In contrast, today's whiskey market is characterized by the following:
- Younger whiskeys and dropped age statements: Because it's become so popular, whiskey is being marketed younger and without age statements. Macallan is the latest, and most dramatic, distillery to eliminate age statements, but it's happened to so many bourbons it would be difficult to list them all. We are all paying more for less.
- Inflation and Over-Pricing: Whiskey prices in both the primary and secondary markets are through the roof. Limited releases and gimmicks abound to wrench every last dollar from the thirsty public. Price to quality ratios are completely out of whack, and the secondary market seems to have no ceiling for even recent whiskeys, which in turn drives up prices in the primary market from companies that see they are not realizing their full potential profit.
- Availability: Scarcity is now a huge issue. As distilleries run out of their glut whiskey, consumers suffer shortages, particularly of rye whiskeys lately, and people fight over each release of Pappy Van Winkle and the BTAC like it's this year's must-have Christmas gift.
- Gimmicks vs. Innovation
It seems that gimmicks have replaced innovation as the centerpiece of new whiskeys. We hear less about new techniques and more about the whiskey that went to space, was based on a replica or survived a natural disaster. Finishing was innovative when it first appeared, but now it's old hat, yet distilleries still crow every time they dump a whiskey into a wine barrel for two months. There are still vast areas of whiskey production that have yet to be explored (yeast anyone? corn varieties?), and while innovation still exists, the big ideas of the earlier period seem to have been replaced by gimmicks.
Now, I'm not saying there isn't great whiskey and even reasonably priced great whiskey on the market, but I do think there is much less of it. In part, whiskey is a victim of its own success, and there is just not enough to go around, but companies which are putting profit ahead of quality are also to blame. All of these factors have conspired to change the market and end the Golden Age.

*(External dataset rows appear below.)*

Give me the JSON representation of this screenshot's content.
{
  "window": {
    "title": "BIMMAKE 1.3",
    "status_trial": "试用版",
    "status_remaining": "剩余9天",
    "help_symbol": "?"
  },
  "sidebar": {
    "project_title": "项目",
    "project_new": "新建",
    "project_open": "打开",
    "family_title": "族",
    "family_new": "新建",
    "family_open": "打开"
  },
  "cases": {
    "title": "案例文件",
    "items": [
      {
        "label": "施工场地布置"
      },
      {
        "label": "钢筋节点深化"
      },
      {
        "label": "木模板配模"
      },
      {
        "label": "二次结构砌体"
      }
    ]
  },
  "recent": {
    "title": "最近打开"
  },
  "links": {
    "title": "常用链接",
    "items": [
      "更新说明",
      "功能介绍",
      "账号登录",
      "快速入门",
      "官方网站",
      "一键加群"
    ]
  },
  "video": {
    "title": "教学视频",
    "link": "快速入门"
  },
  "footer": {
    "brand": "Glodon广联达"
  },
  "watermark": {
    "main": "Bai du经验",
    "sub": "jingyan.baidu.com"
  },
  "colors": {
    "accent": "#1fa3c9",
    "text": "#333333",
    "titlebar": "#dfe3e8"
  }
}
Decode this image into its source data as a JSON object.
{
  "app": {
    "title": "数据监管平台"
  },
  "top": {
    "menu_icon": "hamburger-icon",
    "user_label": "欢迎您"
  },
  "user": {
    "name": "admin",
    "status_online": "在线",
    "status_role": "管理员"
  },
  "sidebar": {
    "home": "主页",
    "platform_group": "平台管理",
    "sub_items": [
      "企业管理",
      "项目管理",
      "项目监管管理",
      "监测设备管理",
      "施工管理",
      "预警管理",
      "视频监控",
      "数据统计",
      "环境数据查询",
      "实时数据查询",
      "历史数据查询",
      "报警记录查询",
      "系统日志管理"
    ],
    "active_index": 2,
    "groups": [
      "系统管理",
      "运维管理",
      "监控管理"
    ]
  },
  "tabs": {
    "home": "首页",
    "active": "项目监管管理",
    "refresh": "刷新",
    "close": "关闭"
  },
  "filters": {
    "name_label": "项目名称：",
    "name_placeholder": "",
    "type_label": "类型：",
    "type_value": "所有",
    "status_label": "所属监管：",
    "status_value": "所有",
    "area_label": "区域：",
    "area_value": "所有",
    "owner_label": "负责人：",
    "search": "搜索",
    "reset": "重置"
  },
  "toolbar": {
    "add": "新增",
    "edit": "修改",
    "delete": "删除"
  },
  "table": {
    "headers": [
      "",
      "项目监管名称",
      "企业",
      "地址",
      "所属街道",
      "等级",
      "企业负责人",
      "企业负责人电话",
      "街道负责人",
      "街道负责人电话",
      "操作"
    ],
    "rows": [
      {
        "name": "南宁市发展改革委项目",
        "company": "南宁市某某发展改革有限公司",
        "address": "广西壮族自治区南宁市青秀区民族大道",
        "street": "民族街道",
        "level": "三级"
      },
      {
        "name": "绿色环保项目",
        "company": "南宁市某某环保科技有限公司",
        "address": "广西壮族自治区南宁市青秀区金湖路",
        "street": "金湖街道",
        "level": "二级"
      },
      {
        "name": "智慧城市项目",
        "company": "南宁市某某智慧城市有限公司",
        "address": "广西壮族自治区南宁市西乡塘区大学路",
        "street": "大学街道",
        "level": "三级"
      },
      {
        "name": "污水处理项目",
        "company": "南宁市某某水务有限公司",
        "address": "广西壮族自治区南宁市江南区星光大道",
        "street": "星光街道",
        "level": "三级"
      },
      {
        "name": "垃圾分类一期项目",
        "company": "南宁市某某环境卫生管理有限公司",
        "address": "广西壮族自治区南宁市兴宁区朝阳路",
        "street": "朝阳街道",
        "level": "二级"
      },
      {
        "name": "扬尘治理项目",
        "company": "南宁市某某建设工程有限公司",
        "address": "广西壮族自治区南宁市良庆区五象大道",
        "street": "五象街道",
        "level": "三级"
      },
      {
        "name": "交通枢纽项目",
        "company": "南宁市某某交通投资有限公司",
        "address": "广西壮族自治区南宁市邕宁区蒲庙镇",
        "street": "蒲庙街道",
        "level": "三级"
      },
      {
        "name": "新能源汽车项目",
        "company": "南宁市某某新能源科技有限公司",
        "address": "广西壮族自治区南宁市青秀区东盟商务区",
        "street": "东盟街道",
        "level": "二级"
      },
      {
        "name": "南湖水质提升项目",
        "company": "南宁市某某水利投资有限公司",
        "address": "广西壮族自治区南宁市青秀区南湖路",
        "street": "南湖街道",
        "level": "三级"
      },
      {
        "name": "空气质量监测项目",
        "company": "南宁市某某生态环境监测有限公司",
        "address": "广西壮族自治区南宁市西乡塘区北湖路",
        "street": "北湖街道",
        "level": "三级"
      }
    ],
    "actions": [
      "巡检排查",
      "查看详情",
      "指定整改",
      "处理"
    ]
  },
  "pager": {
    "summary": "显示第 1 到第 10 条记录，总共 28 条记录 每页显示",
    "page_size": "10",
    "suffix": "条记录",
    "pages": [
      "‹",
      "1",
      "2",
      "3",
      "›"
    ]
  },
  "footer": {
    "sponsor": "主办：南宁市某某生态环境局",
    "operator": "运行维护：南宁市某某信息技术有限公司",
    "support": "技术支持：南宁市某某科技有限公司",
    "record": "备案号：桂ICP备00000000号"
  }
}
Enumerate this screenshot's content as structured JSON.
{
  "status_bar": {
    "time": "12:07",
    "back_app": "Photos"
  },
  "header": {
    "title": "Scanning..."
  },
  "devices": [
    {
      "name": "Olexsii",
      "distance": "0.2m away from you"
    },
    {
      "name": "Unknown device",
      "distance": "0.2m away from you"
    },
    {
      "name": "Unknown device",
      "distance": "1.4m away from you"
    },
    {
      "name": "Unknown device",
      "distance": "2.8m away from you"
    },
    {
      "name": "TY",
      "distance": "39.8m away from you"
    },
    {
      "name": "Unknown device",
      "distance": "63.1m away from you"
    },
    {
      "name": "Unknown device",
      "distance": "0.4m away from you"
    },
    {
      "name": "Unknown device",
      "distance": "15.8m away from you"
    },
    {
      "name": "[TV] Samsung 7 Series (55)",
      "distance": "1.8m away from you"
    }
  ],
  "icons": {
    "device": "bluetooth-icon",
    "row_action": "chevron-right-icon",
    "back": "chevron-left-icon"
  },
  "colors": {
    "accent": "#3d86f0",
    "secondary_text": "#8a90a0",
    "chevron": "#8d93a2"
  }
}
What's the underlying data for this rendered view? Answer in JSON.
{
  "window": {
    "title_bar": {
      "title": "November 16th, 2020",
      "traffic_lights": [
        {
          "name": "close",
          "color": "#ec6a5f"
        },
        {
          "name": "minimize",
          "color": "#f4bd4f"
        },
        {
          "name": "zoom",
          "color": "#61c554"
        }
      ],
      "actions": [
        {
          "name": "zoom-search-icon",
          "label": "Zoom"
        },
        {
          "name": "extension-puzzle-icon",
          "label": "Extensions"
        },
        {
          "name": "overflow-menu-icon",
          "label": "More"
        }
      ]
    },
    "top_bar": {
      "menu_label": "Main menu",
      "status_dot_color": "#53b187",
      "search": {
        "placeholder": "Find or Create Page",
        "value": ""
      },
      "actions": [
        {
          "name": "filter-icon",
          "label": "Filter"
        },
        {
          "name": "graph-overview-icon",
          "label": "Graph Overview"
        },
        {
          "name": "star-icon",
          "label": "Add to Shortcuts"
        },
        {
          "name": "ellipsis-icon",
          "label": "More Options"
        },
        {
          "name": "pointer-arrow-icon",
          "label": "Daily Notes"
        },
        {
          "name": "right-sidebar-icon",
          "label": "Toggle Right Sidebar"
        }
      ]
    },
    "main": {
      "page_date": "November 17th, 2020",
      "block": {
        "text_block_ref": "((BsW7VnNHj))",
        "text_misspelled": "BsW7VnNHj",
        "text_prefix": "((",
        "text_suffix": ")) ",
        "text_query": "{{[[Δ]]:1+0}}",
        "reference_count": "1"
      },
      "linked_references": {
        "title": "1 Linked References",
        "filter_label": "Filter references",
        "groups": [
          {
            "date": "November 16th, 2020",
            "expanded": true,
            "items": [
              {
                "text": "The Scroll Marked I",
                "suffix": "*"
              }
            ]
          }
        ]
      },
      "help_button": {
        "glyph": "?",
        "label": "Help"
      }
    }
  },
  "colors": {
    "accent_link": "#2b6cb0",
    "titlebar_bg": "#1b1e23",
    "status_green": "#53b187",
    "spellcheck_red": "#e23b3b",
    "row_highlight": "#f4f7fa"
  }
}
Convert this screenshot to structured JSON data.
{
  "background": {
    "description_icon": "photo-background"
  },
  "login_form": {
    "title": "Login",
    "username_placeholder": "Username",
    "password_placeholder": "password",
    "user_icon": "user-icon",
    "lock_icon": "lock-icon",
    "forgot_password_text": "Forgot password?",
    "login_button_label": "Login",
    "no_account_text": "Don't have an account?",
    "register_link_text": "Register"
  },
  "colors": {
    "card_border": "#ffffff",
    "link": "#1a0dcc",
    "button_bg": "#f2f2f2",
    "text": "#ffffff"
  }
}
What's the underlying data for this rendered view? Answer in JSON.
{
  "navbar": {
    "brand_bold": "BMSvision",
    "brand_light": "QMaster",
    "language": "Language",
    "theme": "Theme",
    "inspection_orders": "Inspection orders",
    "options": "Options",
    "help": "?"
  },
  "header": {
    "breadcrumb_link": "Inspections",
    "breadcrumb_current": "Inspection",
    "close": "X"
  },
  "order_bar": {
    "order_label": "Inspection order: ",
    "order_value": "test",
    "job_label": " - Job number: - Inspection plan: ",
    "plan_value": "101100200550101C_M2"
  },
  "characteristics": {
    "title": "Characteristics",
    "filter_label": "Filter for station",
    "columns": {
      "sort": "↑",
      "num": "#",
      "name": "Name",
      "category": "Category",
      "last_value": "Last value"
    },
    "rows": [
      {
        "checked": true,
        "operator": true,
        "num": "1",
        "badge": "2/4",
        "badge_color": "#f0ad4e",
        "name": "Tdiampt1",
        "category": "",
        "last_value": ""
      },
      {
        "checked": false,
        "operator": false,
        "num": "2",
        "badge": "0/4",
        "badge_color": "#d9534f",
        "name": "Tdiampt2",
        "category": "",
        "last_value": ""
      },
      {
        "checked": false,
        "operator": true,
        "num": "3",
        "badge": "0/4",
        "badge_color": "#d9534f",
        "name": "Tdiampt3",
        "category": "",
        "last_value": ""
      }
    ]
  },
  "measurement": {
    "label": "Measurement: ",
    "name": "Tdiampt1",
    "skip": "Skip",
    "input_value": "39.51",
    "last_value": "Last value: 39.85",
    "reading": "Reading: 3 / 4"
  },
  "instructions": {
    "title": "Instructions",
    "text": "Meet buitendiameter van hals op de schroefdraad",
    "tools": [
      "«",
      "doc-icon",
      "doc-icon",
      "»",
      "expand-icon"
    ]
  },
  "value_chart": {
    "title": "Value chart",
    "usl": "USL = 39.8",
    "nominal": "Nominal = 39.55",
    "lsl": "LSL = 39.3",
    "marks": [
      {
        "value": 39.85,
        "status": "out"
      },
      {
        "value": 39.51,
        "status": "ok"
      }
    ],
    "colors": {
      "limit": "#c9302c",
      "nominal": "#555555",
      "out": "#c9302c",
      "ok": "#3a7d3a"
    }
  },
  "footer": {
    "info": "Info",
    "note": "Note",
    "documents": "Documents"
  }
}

Not all is lost though; there are a number of promising signs. Distilleries are increasing capacity and new distilleries open every day. Many of the new distilleries have put out some terrible stuff, but all it takes is a few gems to grow and thrive. I would guess that in ten to fifteen years, once all of this new whiskey, micro and macro alike, has had time to age, we may enter a Silver Age...and when we do, I'll be there.